Pastoral expectations, idealisms, fantasy’s and fictions are often held by both pastor and congregation. Pastors have very high hopes (in God) for the church and often live with having these high hopes unrealised, unmet and often dashed upon the rocks of their own inflated ego. Congregations on the other hand, have very high hopes (in the pastor) to make their imagined version of the church a reality.
It was Bonhoeffer who reminds us that God will not permit us to live in a dream world. When the pastor’s plans flounder, he or she will often lash out, and blame this, that or them! When the congregation’s collective plan fails, they may just get a new pastor, as one gets a new car. A new product for a consumer who is tired of the old and hopeful for the new. Sometimes the pastor’s own denominational institution not only allows this to happen but too readily encourages it.
In a previous post, we are reminded of Eugene Peterson’s charge, that a pastor’s role is to say the word “God” accurately. In all the mundane routine of life; in the flickering inconsistency of those saints who make up church congregations, the boredom and lukewarmness that constitutes much of contemporary Church life, the pastor is there, present, to say “God.” Peterson goes on, “We are there for one reason and one reason only: to preach and to pray.”
He continues, “We are there to focus the overflowing, cascading energies of joy, sorrow, delight, or appreciation, if only for a moment but for as long as we are able, on God. We are there to say “God” personally, to say his name clearly, distinctly, unapologetically, in proclamations and prayers. We are there to say it without hemming and hawing, without throat clearing and without shuffling, without propagandizing, proselytizing, or manipulating. We have no other task. We are not needed to add to what is there. We are required only to say the name: Father, Son, Holy Ghost.
All men and women hunger for God. The hunger is masked and misrepresented in many ways, but it is always there. Everyone is on the verge of crying out “My Lord and my God!” but the cry is drowned out by doubts or defiance, muffled by the dull ache of their routines, masked by their cozy accomodations with mediocrity. Then something happens – a word, an event, a dream – and there is a push toward an awareness of an incredible Grace, a dazzling Desire, a defiant Hope, a courageousness Faithfulness. But awareness, as such, is not enough. Untended, it trickles into religious sentimentalism or romantic blubbering. Or, worse, it hardens into patriotic hubris or pharisaical snobbery. The pastor is there to nudge the awareness past subjectivities and ideologies into the open and say “God.”
We must do only what we are there to do: pronounce the Name, name the hunger. But it is so easy to get distracted. There is so much going on, so much to see and hear and say. So much emotion. So many tasks. So much, we think, “opportunity.” But our [pastoral] assignment is to the “one thing needful,” the invisible, quiet centre – God” (Under the Unpredictable Plant, p.87)
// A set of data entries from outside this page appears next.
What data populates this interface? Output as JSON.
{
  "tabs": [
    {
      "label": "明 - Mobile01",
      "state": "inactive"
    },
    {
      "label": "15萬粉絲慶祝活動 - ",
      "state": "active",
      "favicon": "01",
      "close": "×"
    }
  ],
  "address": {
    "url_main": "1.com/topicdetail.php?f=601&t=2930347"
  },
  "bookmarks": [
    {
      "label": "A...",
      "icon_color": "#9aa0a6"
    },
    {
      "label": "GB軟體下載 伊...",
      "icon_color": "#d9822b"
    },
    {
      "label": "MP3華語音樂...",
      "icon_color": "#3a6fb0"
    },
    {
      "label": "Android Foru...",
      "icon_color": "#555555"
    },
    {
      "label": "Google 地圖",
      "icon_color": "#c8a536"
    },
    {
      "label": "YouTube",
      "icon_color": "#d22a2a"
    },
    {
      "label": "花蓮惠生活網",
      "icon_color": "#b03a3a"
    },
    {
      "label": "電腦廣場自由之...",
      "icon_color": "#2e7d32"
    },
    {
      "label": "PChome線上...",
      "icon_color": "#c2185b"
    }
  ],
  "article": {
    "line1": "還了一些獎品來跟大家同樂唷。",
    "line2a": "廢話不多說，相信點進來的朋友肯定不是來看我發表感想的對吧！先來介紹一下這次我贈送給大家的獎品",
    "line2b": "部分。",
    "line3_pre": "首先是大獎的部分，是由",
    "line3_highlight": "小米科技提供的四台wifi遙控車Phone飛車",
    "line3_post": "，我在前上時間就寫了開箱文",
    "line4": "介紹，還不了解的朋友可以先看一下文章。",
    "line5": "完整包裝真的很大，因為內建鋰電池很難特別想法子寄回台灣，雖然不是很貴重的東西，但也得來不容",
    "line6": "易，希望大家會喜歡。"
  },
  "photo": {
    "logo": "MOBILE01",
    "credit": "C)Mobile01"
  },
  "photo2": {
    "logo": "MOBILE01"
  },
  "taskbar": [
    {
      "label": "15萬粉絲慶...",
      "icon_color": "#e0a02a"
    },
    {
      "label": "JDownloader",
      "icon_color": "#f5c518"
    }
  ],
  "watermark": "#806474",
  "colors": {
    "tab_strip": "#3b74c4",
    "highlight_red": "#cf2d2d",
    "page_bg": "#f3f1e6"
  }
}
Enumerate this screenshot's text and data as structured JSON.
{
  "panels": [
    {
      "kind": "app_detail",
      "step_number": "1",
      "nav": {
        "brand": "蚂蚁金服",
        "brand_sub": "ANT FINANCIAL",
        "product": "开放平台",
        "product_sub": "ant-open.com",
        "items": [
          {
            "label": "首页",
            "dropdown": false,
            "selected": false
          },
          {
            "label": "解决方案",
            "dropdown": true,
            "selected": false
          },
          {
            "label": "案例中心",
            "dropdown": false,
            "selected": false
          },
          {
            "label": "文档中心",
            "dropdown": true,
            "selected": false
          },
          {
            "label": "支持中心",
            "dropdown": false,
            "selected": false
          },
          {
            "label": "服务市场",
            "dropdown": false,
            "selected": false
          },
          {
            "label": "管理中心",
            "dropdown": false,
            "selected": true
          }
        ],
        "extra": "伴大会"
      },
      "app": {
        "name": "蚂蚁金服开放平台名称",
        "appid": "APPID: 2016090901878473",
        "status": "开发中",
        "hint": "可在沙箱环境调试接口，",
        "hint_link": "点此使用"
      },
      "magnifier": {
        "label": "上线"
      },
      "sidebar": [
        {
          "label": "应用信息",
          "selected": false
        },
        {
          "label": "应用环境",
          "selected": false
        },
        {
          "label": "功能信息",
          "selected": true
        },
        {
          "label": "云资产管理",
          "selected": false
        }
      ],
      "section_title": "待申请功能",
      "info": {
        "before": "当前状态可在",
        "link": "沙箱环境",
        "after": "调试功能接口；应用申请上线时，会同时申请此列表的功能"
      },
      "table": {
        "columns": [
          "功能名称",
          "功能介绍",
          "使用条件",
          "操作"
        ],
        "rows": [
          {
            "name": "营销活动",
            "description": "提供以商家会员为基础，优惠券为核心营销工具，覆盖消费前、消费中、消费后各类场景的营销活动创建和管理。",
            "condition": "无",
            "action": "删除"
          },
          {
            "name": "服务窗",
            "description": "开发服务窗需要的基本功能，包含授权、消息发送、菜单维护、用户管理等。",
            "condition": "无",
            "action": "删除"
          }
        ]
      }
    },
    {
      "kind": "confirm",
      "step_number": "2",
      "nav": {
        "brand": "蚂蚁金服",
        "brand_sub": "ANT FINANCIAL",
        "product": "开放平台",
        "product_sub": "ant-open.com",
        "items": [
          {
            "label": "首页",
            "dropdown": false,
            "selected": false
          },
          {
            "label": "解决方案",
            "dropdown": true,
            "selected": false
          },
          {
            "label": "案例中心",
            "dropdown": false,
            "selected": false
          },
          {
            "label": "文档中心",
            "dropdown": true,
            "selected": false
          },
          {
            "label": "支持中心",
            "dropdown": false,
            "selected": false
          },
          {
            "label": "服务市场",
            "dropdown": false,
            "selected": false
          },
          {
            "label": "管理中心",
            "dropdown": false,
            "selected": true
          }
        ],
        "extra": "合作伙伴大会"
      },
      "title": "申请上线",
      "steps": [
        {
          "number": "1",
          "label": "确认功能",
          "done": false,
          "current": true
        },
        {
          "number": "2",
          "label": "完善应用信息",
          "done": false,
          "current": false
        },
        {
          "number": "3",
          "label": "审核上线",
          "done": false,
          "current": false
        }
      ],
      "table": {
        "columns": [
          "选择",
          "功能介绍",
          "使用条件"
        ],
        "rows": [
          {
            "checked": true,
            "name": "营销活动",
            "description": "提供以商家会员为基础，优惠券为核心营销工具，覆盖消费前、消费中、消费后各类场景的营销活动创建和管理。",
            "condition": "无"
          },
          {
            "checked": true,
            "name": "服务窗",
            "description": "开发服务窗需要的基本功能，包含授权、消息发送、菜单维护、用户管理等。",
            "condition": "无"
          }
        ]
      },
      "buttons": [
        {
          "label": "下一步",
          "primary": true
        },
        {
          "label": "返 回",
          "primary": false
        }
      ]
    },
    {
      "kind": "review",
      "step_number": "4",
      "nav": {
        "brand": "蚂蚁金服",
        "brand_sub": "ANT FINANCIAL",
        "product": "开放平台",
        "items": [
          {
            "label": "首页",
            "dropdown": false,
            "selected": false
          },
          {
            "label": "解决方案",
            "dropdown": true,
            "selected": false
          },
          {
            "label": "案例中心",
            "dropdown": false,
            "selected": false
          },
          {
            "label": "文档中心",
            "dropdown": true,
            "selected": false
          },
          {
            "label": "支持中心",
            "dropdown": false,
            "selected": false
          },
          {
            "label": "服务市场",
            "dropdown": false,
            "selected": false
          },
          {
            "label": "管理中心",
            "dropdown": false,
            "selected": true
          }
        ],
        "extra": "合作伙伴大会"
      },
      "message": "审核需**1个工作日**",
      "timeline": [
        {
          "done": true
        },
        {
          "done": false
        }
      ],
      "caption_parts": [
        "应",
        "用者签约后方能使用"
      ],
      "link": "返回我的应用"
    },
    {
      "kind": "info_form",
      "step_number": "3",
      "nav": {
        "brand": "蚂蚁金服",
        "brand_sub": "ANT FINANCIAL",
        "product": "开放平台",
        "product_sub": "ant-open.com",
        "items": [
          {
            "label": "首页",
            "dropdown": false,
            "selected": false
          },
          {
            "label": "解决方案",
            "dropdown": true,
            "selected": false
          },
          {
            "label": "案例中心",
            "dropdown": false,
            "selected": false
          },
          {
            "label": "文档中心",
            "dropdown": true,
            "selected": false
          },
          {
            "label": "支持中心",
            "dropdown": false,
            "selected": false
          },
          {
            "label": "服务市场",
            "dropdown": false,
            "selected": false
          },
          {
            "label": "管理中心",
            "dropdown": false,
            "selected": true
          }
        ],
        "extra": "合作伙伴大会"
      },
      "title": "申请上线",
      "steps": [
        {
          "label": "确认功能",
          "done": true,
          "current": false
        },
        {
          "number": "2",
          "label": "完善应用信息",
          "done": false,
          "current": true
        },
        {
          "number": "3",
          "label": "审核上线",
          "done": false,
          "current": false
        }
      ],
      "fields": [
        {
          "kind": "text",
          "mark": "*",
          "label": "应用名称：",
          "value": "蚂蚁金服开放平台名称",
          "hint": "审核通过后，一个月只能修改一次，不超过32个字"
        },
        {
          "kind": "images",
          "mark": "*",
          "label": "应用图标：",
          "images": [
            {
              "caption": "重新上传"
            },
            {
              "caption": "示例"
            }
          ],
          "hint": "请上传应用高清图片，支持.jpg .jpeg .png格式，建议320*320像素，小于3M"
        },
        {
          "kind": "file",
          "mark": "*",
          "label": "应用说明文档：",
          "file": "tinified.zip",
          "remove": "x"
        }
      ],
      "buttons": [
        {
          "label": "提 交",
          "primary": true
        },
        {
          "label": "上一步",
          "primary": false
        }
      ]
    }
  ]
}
If pastors within churches can’t, don’t, won’t say the word “God” accurately, who will? Yet if our denominations will fortify pastors in this regard, if churches will grow less consumeristic by becoming more Christ-like, maybe we will see more of the treasure that has been entrusted to us. Jesus did say the wheat and the weeds grow together and Paul wrote to the inconsistent Corinthians that there are bound to be factions, indeed there must be, in order that those who are genuine among you may be recognised (1 Cor 11:19).
So not only do we have the absurdity of churchy impostors, religious fakers, nomistic finger-pointers, argumentative factionists and spiritual consumers, we also have, among those who are genuine (to use Paul’s phrase), those who do love the Lord, those who do want to grow – inconsistency on a biblical scale – and pastors must not be afraid to keep on being pastors in the middle of it all. Sometimes and often these categories overlap, in fact, they more than overlap, they mingle and weave. The congregation is inconsistent, it was never promised to be anything but. This is normal. What is not normal is the weirdness of the pastoral role: Preaching and praying. And what is amazing is that all are loved, deeply loved by the “God” we have been called to name!
(The picture was taken by me a couple of years a go. This bundle or congregation of drift wood easily resembles the Church. One of the bits of battered and broken wood is the pastor. God is doing all the gathering, all the while whispering to the pastor, “Keep telling all the other bits of odd and broken wood my Name, don’t stop, keep doing what I’ve called you to do. I will keep gathering.”)